It’s like their ashamed of what their grandparents did. Fuck them. I hate them because they have inordinate influence. For some reason nowadays it’s meant to be terrible to be a nationalist and not to be a unionist. The nationalists have made huge steps away from their traditional position but the unionists haven’t. And still everybody is meant to think that the PUP and David Ervine are delightful human beings. It’s a load of balls.
For his part, Liam Neeson seemed to have tired of the controversy. He was taken seriously ill after the premiere in Venice and reportedly looked tired and pale during premieres in Cork and Dublin. Addressing the political controversy that had raged around the film, Neeson seemed disappointed and resigned to the fact that his work would not be credited by all:

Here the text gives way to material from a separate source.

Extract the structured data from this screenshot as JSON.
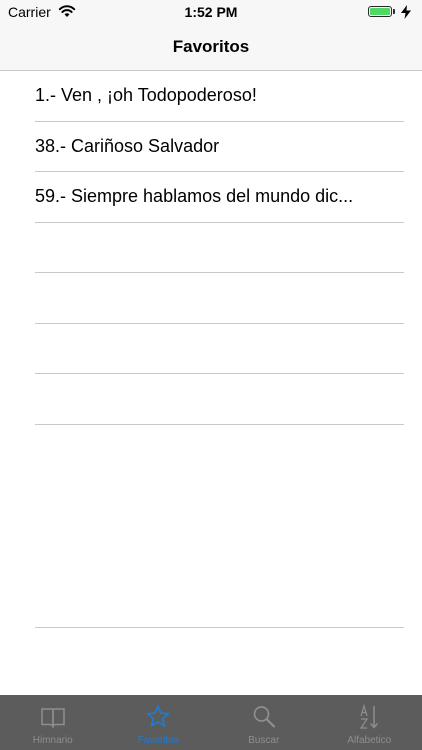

It’s a real mixed bag of emotions, in a way I’m kissing Michael Collins goodbye … It’s funny I was really looking forward to coming over here … But now I feel as if everyone wants you to be a politician and a diplomat and to solve every problem in Europe, when all you want to say is that it’s a movie and that hopefully it’s entertainment.

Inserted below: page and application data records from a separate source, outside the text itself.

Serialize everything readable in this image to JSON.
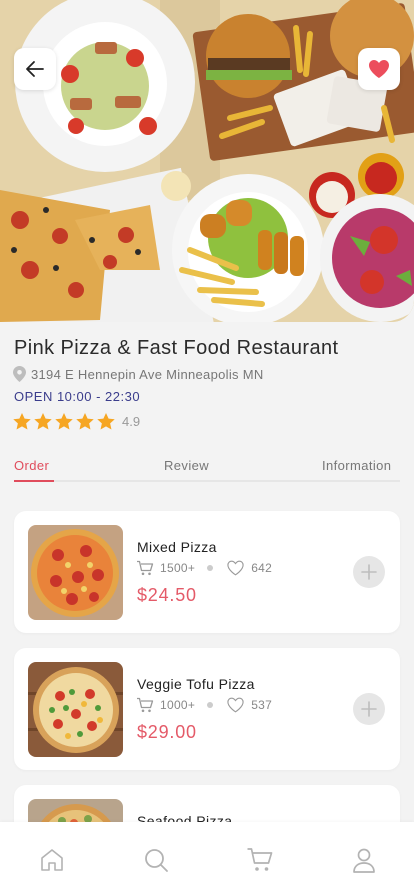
{
  "restaurant": {
    "name": "Pink Pizza & Fast Food Restaurant",
    "address": "3194 E Hennepin Ave Minneapolis MN",
    "hours": "OPEN 10:00 - 22:30",
    "rating": "4.9",
    "stars": 5,
    "favorited": true
  },
  "tabs": [
    {
      "label": "Order",
      "active": true
    },
    {
      "label": "Review",
      "active": false
    },
    {
      "label": "Information",
      "active": false
    }
  ],
  "menu": [
    {
      "name": "Mixed Pizza",
      "orders": "1500+",
      "likes": "642",
      "price": "$24.50"
    },
    {
      "name": "Veggie Tofu Pizza",
      "orders": "1000+",
      "likes": "537",
      "price": "$29.00"
    },
    {
      "name": "Seafood Pizza"
    }
  ],
  "nav": [
    "home-icon",
    "search-icon",
    "cart-icon",
    "profile-icon"
  ],
  "colors": {
    "accent": "#e04c5c",
    "price": "#e45a68",
    "hours": "#3b3d8c",
    "star": "#f6a623",
    "background": "#f3f3f3"
  }
}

In the end the controversy surrounding the film seemed to emanate in large part from people straying into territory in which they could not claim expertise. Historians were suddenly film critics or politicians. Film makers were historians, and journalists were film makers and historians. In a democratic and free society, citizens are allowed to express opinions on subject matters where they cannot claim expertise. It is for that society to decide how much weight it attaches to such in-expert opinions. Regardless of its detractors the movie succeeded where it matters most, at the box office and became Irelands highest grossing film ever on its release here, making over four million pounds.
While there is some artistic licence taken and some historical inaccuracies for the majority of people it is accepted for what it is, a Hollywood movie. For us at Michael Collins House, it is a double edged sword. The film makes the story of Michael Collins accessible to a wide and international audience and creates further interest in the topic but we do find ourselves often attempting to correct the skewed narrative which has been accepted as gospel by some. The story of Michael Collins and what he achieved in his short lifetime is something which could never be accurately simplified into a traditional 90min screen play but nonetheless forms the bases for an entertaining movie ‘based on a true story’.
 The Examiner, 5 February 1996.
 The Cork Examiner, 17 January 1996. See also; See also; The Sunday Times, 14 January 1996.
 Sunday Tribune, 1 September 1996.
 Ibid. Collins’s statement is debateable as the film certainly illustrates a political campaign taking place in the wake of the 1916 Rising, and before the meetings of the Cabinet.
 Irish Independent, 7 November 1996. Bew’s central argument was that the use of a phrase like ‘take the gun out of Irish politics’ and the insertion of a car bomb scene, were not historically accurate and framed a deliberate attempt to frame a historical narrative in a contemporary context.
 Irish Independent, 19 October 1996.
 Dudley Edwards assertion that the rising was unpopular in 1916 has of course been challenged (by Joe Lee with reference to the provincial media and the route marches of the 1916 prisoners through heavily Unionist parts of Dublin.
 Irish Independent, 7 November 1996
 The Examiner, 30 August 1996. Evening Herald (Time Out), 7 November 1996.
 Sunday Tribune, 1 September 1996.
 Evening Herald (Time Out), 7 November 1996.